This is actually a bigger issue and there have been solutions. The database which is executing faster due to these disk write caches is not in control of when they disappear in an uncoordinated way, that is the kernel: in typical systems the database is not in the loop when the disk write cache is lost, due to critical events.

Database systems have attempted a solution to this gap of responsibility versus control on open systems via implementing a handler on NMI, the non-maskable interrupt that executes when most if not all of these events occur (panic, machine check, bios freakouts, etc.). Not handling 100% of failures, something less than that: never let the perfect be the enemy of the good.

This handler would first execute a flush on all disk caches, and then after a settling time send an "I'm Dying" message via a local multicast to the partner nodes in the cluster, to rid us of the multi-second timeouts on those systems that have to regroup the consensus on whether that node is really up or not (their death message can be made absolutely trustworthy by encryption). You would still need heartbeats, for when the multicast message got trapped on a network failure.

The upshot of this is that distributed recovery from the loss of this node in the cluster can take effect (most of the time) in small numbers of milliseconds, and the disks on that node have less to do in terms of recovering from loss of disk caches.

Time matters.

       Availability = MTBF/(MTBF + MTTR)
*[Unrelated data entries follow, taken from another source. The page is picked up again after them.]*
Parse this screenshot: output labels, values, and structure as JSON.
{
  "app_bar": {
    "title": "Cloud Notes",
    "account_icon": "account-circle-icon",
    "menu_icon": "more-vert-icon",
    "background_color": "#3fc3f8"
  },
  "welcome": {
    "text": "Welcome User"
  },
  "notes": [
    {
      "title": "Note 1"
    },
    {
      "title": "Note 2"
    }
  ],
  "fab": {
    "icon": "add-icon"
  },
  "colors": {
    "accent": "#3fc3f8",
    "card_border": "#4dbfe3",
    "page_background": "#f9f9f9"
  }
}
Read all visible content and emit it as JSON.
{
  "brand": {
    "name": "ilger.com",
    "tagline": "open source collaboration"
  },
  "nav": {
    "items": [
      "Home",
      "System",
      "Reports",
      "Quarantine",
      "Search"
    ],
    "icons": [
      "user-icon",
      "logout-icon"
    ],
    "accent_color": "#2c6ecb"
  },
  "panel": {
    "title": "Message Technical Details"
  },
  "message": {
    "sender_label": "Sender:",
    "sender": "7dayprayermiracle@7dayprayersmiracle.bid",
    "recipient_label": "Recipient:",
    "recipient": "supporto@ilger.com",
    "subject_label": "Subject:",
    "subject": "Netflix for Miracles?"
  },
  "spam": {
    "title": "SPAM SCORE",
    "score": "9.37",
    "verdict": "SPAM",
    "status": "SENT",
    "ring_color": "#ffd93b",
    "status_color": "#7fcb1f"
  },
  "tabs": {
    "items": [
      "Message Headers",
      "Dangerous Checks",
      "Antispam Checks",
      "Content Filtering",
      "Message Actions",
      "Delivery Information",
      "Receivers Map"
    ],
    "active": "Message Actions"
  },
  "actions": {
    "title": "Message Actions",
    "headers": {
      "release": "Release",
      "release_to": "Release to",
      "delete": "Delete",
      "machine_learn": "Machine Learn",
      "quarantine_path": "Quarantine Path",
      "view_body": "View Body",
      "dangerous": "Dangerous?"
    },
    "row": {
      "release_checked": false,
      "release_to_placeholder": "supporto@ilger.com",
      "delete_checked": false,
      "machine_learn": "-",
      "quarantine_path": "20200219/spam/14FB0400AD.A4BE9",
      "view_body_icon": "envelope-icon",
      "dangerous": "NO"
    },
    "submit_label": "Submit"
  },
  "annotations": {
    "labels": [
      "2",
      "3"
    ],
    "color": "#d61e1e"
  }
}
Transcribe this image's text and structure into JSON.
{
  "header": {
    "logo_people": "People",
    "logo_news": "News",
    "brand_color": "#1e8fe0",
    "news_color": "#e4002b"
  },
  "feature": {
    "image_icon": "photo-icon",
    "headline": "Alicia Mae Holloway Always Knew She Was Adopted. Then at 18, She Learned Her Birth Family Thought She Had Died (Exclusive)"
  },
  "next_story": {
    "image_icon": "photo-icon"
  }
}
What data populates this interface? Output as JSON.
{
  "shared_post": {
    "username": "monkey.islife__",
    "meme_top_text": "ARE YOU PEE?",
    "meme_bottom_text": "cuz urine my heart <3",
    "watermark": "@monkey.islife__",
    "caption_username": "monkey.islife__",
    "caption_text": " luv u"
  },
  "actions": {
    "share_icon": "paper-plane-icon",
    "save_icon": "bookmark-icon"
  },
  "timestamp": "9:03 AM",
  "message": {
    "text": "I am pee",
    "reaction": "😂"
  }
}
[MTBF == mean time before failure, MTTR == mean time to repair.]

As MTTR approaches zero, availability approaches 1, setting aside all of the myriad potential sources of failure: so MTTR is the thing to work on first and foremost.

Of course, if your database has excellent log recovery (like free PostgreSQL and others) and is not just depending on backups and thus never consistently recovered with the database state at the time of the failure, then you can give yourself ultra low MTTR and ultra high availability for a crash consistent database.


I have been scouring the internet for answers on an boot error about write cache on external drives connected via usb. To answer the first question a) yes it is important to flush the buffers/cache before pulling out the usb. I suggest that like it or not, you need to umount the external usb drive so that the os can ensure that everything is written out to the hard drive. b) reading everything that i have read, and figuring out that the answer was just in front of me. "I believe the error about cache page code not found, assuming write through" (found while using the journalctl -b command), is inherent with booting the system with an external hard drive attached via usb. This is a matter of good design!!! USB devices can be pulled out at any time. If they are without the os aware or given enough time to prepare, the data becomes corrupted!!! So the errors that are recorded by the journalctl, will be ignored by me because it is part of the design. The only way for me to avoid those errors would be not to mount them via the /etc/fstab and let it automount, when plugged in.

  • 1
    I believe the author of the question is trying to ask how to ensure that the cache memory of the USB attached drive is itself written to the the drive after unmounting but before pulling power; this answer doesn't address that question.
    – Liczyrzepa
    Jul 14, 2020 at 18:38
  • 1
    I'd assume issuing command sync should solve such problems.. Dec 30, 2021 at 20:36

You must log in to answer this question.

Not the answer you're looking for? Browse other questions tagged .